My voice choked, but I got my question in (video link). The panel talked about how climate change was directly impacting governments, society, and the military now — a point I found powerful. So I wondered out loud how this message was resonating in the US, where climate change denialism is a little too commonplace. It turns out the US military is doing something about it and is advancing towards net zero carbon emissions. Huh, you learn something new every day.
If I may, I’d like to close by jumping on my soapbox, and I’d like to do this as possibly the NATO Summit’s sole Vytautas attendee. In 1429 in the Congress of Lutsk, under the leadership of people like Vytautas the Great, there was a unity among Eastern European people. This unity, I believe, led to the region being able to defend itself and provide a relatively peaceful existence compared to other regions at the time.

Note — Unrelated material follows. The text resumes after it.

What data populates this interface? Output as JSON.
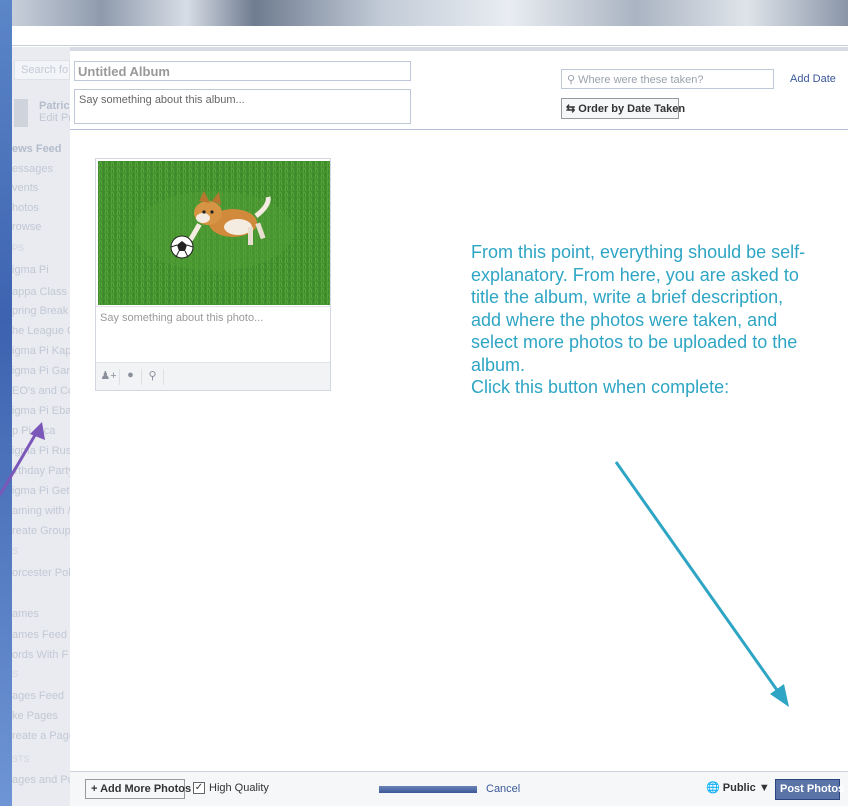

Today, countries like the United States, the UK, Germany, and in a way Russia, hold all the cards to decide the fate of Eastern Europe. Eastern European countries individually try to fight how they can — Ukraine with blood and the rest providing the most support per capita. During the NATO Summit, Eastern European countries were the ones advocating the hardest for Ukraine to join NATO asap, and for better or worse, the opinions of the United States and Germany ruled the day.
Look, I’m grateful for the support the United States and my American friends are providing for Ukraine and Eastern Europe. I’m also grateful for the level-headed leadership of the US government, and I will do everything in my power to make sure that support lasts. But that support might not last forever.
The day after the Summit, 89 Republican members of Congress voted to cut $300 million in military aid for Ukraine (up from 57 House Republicans who voted to cut aid last year. Zero Democrats voted against either). Whenever an issue becomes partisan, that is the fastest way to kill that issue (think about abortion, gun violence, climate change, etc). Who knows what will happen when Ukraine becomes a full-blown wedge issue and US-government support for Ukraine stops? At the rate at which Eastern Europe depends on the US for its protection, that won’t be a good day.
So we Eastern Europeans need to stay united, and I want to continue to thank our friends and allies who’ve shown such steadfast support. Call your members of Congress, thank them for their support if they support Ukraine, and ask them why they don’t support Ukraine if they don’t. Stray from accusations, we need to maintain trust. Tell the story of how destructive the Russian government can be — in my experience most people just don’t know if it’s not in their family history.
As long as we stay united, that scary future might not come tomorrow, and we can resolve the issues facing us today.